taxes on. >> the rich. >> he defined them as the middle class. that was his definition. >> $250,000. >> well, we settled this here. thank you, panel. see you next week. doesn't forget to check out the latest edition of panel plug where this group continues the discussion on our web site. up next, our power player of the week.
. it's become a christmas tradition around here to share a story of how one family found a new way 17 years ago to express the holiday spirit. it's a remarkable example of gratitude, generosity and patriotism. once again, here's our power player of the week. >> we wouldn't have the opportunities if it wasn't for the people that fought fo us. and gave their lives for us. >> it's that plain-spoken wisdom that has driven morrill worcester for years on a mission that has touched america's heart. each december he places wreaths at arlington national cemetery and thousands of volunteers there are to help him. >> i think a lot of people think

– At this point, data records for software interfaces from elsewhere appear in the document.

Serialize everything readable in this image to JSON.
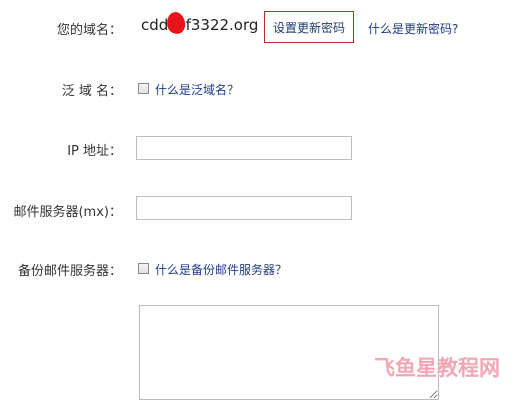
{
  "domain": {
    "label": "您的域名：",
    "value": "cddf",
    "value_suffix": "f3322.org",
    "set_password_button": "设置更新密码",
    "what_is_password_link": "什么是更新密码?"
  },
  "wildcard": {
    "label": "泛 域 名：",
    "link": "什么是泛域名？"
  },
  "ip": {
    "label": "IP  地址：",
    "value": ""
  },
  "mx": {
    "label": "邮件服务器(mx)：",
    "value": ""
  },
  "backup_mx": {
    "label": "备份邮件服务器：",
    "link": "什么是备份邮件服务器？"
  },
  "watermark": {
    "text": "飞鱼星教程网"
  }
}
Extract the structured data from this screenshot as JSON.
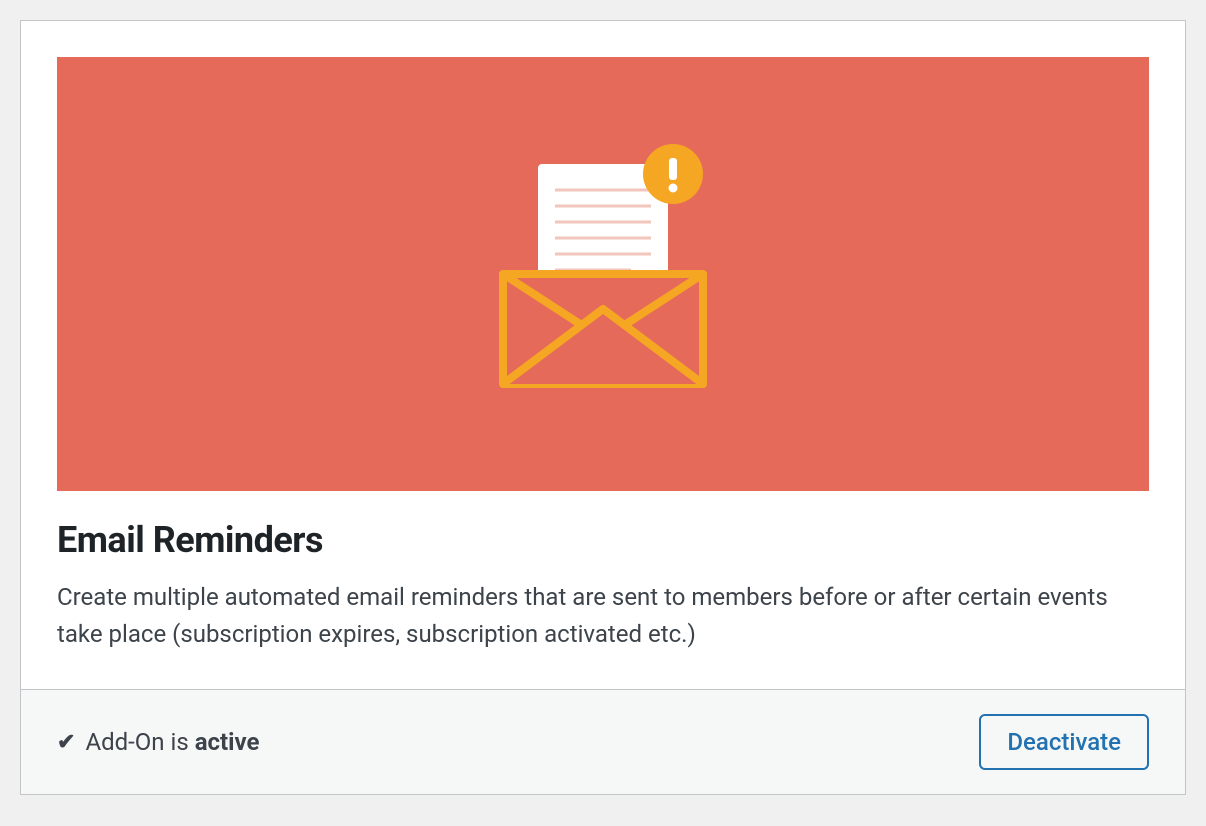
{
  "card": {
    "title": "Email Reminders",
    "description": "Create multiple automated email reminders that are sent to members before or after certain events take place (subscription expires, subscription activated etc.)"
  },
  "footer": {
    "status_prefix": "Add-On is ",
    "status_state": "active",
    "deactivate_label": "Deactivate"
  },
  "colors": {
    "hero_bg": "#e66a59",
    "envelope": "#f5a623",
    "paper": "#ffffff",
    "paper_lines": "#f2c6bb",
    "badge": "#f5a623",
    "link": "#2271b1"
  }
}
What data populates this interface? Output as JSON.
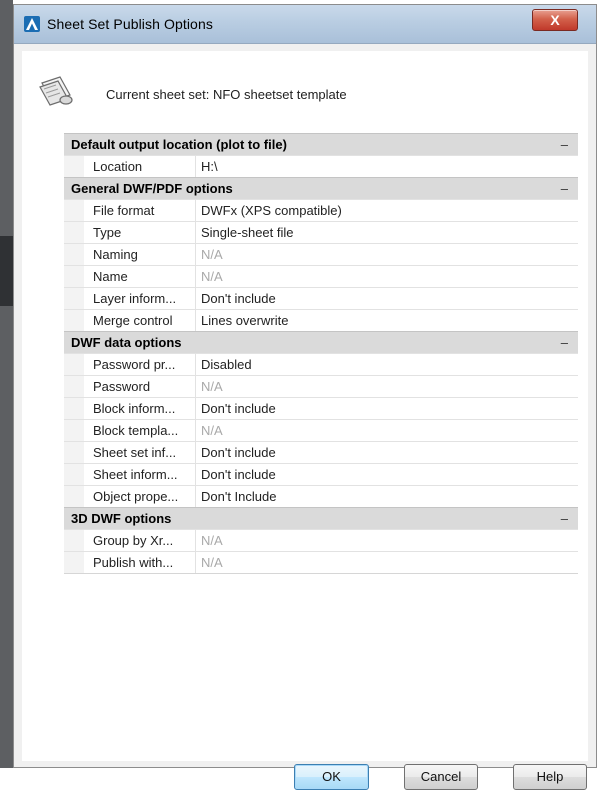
{
  "window": {
    "title": "Sheet Set Publish Options",
    "close_label": "X"
  },
  "header": {
    "current_sheet_set": "Current sheet set: NFO sheetset template"
  },
  "sections": [
    {
      "title": "Default output location (plot to file)",
      "collapse": "–",
      "rows": [
        {
          "name": "Location",
          "value": "H:\\",
          "na": false
        }
      ]
    },
    {
      "title": "General DWF/PDF options",
      "collapse": "–",
      "rows": [
        {
          "name": "File format",
          "value": "DWFx (XPS compatible)",
          "na": false
        },
        {
          "name": "Type",
          "value": "Single-sheet file",
          "na": false
        },
        {
          "name": "Naming",
          "value": "N/A",
          "na": true
        },
        {
          "name": "Name",
          "value": "N/A",
          "na": true
        },
        {
          "name": "Layer inform...",
          "value": "Don't include",
          "na": false
        },
        {
          "name": "Merge control",
          "value": "Lines overwrite",
          "na": false
        }
      ]
    },
    {
      "title": "DWF data options",
      "collapse": "–",
      "rows": [
        {
          "name": "Password pr...",
          "value": "Disabled",
          "na": false
        },
        {
          "name": "Password",
          "value": "N/A",
          "na": true
        },
        {
          "name": "Block inform...",
          "value": "Don't include",
          "na": false
        },
        {
          "name": "Block templa...",
          "value": "N/A",
          "na": true
        },
        {
          "name": "Sheet set inf...",
          "value": "Don't include",
          "na": false
        },
        {
          "name": "Sheet inform...",
          "value": "Don't include",
          "na": false
        },
        {
          "name": "Object prope...",
          "value": "Don't Include",
          "na": false
        }
      ]
    },
    {
      "title": "3D DWF options",
      "collapse": "–",
      "rows": [
        {
          "name": "Group by Xr...",
          "value": "N/A",
          "na": true
        },
        {
          "name": "Publish with...",
          "value": "N/A",
          "na": true
        }
      ]
    }
  ],
  "buttons": {
    "ok": "OK",
    "cancel": "Cancel",
    "help": "Help"
  },
  "colors": {
    "title_gradient_top": "#c9d9ea",
    "close_red": "#c0392b",
    "category_bg": "#dadada",
    "na_text": "#a9a9a9"
  },
  "icons": {
    "app": "autocad-logo-icon",
    "sheet_set": "sheet-set-icon"
  }
}
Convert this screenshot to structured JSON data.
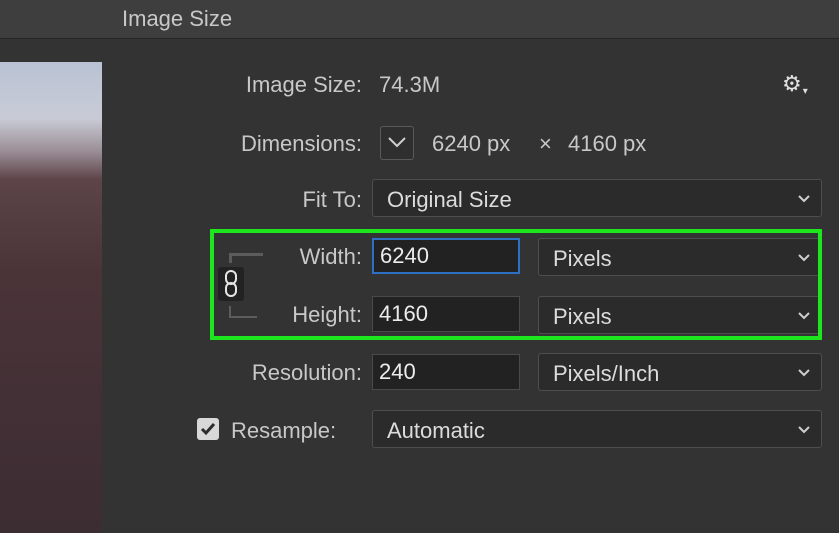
{
  "window": {
    "title": "Image Size"
  },
  "image_size": {
    "label": "Image Size:",
    "value": "74.3M"
  },
  "dimensions": {
    "label": "Dimensions:",
    "width": "6240 px",
    "times": "×",
    "height": "4160 px"
  },
  "fit_to": {
    "label": "Fit To:",
    "selected": "Original Size"
  },
  "width": {
    "label": "Width:",
    "value": "6240",
    "unit": "Pixels"
  },
  "height": {
    "label": "Height:",
    "value": "4160",
    "unit": "Pixels"
  },
  "resolution": {
    "label": "Resolution:",
    "value": "240",
    "unit": "Pixels/Inch"
  },
  "resample": {
    "label": "Resample:",
    "checked": true,
    "selected": "Automatic"
  },
  "colors": {
    "highlight": "#1ee61e",
    "focus": "#2d6fc2",
    "background": "#333333"
  },
  "icons": [
    "gear-icon",
    "chevron-down-icon",
    "link-icon",
    "checkmark-icon"
  ]
}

like i do. they appreciate the veterans and want to show it. >> this begins in 1962 when worcester, a 12-year-old paper boy from maine, won a trip to washington. what impressed him most was arlington, its beauty and dignity and those rows and rows of graves. >> every one represents a life and a family and a story. they're not just tombstones. those are all people. >> 30 years later in 1992 worcester was running his own wreath company in harrington, maine. but as christmas approached, he had a bunch left over. >> these wreaths are real fresh and just made and i just didn't want to throw them away. >> he thought of arlington and all those graves. when the cemetery approved, he and a dozen volunteers drove the wreaths down and laid them on the headstones. and so it continued for years until a few christmases back when an air force sergeant took
this picture, which ended up on the internet. >> it kind of struck a nerve and people e-mailed it to each other and it really went around the world. >> we were there the next year as he and his workers at the worcester wreath company loaded up 5,265 wreaths. then they embarked on what worcester calls the world's longest veteran's parade, a 750-mile journey that at some points attracted more than a hundred vehicles. and when they got to arlington, so many people wand to participate. >> this ceremony you are about to witness is an army replaying ceremony to be conducted for the worcester wreath company. >> for years worcester paid for all of this out of his on pocket and he started wreaths across america, sending hundreds to cemeteries and war memorials around the country. but he will need help to reach his new goal. >> i think around 2.7 million
graves and that's a tall order to decorate 2.7 million graves. so -- >> but you'd like to do it, wouldn't you? >> i really would, yeah, sometime. i don't know how but, hey. >> how long are you going to keep doing this? >> i'm going to keep doing it for as long as i work and then i know my family is going to continue. so it will be here for a long time. >> worcester is finally getting some financial help. wal-mart has donated $150,000 to lay 16,000 wreaths at military sites across america. and next december, morrill worcester will be at it again for the 18th year. and that's it for today. have a great week and a merry christmas and we'll see you next fox news sunday.